My Big Ol’ Jewish Wedding: What’s In A (Last) Name?
If we end up bucking tradition, then so be it. Read More
We had the big talk last week about picking out the chair that my future wife will sit in during the Bedeken (veiling ceremony) at our wedding. We’re trying to find something that is elegant, but that hasn’t proven to be the easiest thing. Most of them look like they were stolen from the set of Anne of Green Gables, or even worse, pawned by a local pimp.
But the even bigger discussion was about our last names. As some of you may know, I changed my last name to Diamond for personal reasons that I’d rather not discuss, because, well, they’re personal. It’s a name from my mother’s side that seemed a more comfortable fit, and so I became a Diamond.

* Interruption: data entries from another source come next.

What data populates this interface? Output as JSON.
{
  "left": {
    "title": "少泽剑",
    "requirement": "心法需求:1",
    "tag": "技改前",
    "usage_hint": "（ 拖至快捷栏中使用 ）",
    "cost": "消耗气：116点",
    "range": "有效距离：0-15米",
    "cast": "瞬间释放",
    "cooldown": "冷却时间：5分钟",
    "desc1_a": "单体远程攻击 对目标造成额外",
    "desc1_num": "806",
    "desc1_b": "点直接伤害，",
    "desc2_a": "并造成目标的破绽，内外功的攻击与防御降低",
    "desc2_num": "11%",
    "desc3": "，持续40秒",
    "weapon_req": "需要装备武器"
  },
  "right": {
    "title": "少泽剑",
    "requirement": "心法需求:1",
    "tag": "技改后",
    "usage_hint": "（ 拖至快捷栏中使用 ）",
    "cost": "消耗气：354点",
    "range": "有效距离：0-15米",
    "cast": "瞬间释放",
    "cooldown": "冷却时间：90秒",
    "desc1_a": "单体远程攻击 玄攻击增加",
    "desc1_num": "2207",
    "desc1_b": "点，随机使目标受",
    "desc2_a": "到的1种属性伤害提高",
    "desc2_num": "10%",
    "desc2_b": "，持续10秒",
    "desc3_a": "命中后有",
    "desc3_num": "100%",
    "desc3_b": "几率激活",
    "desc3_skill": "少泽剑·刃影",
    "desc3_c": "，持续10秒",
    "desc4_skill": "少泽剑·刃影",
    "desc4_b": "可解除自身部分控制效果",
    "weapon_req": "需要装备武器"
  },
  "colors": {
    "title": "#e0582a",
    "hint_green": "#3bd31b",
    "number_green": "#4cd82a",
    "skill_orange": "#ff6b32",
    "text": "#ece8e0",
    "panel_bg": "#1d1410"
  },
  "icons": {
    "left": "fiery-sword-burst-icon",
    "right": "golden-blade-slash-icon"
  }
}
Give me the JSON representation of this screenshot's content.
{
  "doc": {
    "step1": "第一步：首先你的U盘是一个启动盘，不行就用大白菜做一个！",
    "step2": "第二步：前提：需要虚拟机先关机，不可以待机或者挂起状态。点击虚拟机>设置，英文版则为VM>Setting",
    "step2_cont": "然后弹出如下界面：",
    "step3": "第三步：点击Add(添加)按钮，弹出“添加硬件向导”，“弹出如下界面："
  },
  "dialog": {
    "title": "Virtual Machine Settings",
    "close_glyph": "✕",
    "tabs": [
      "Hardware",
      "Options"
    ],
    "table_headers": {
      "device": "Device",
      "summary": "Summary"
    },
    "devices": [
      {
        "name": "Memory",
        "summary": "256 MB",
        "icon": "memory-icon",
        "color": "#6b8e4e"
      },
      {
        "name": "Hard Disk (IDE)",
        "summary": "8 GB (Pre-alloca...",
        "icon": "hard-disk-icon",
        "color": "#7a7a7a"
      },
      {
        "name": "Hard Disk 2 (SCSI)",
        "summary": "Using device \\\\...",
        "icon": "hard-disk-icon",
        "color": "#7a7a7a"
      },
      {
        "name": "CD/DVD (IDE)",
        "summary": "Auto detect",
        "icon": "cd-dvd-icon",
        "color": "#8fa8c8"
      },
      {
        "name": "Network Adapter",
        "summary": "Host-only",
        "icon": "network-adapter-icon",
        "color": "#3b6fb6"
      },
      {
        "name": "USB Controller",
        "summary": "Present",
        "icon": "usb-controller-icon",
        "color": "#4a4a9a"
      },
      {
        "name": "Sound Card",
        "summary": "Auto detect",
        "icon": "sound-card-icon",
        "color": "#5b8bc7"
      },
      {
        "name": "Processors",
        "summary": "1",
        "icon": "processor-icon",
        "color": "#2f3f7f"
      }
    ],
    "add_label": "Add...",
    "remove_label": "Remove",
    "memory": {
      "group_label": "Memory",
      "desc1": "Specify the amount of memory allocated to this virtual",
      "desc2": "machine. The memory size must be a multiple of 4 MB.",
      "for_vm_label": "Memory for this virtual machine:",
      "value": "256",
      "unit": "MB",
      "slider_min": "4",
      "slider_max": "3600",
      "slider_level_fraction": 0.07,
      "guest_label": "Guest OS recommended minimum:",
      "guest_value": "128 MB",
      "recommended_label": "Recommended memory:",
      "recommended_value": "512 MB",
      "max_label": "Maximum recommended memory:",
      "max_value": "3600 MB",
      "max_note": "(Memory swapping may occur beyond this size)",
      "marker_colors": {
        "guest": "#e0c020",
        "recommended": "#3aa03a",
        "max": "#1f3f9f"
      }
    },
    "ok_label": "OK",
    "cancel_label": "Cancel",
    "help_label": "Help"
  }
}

The process of legally changing your name is quite complicated. You have to gather up every document with your former name and change those, you have to tell people that you are no longer using your old name, and in some cases, deal with a family that feels slighted by your rejection of the name they gave you. But what can you really do to make them feel better? It isn’t personal.
Now, as tradition would have it, my bride is supposed to take my last name when we become husband and wife, but that probably won’t be the road we take. Maybe she wants to keep her last name, or hyphenate hers and mine? We even discussed an option where we both use each name hyphenated. It might be unorthodox, but why should a woman lose her name just because she’s married? We’re in this together, and I’ve already undergone one name change, so why not another?
This decision hasn’t been made yet. We’ve still got a lot to do before the big day, but it’s an ongoing discussion, and if we end up bucking traditions, then so be it. It wouldn’t be the first time.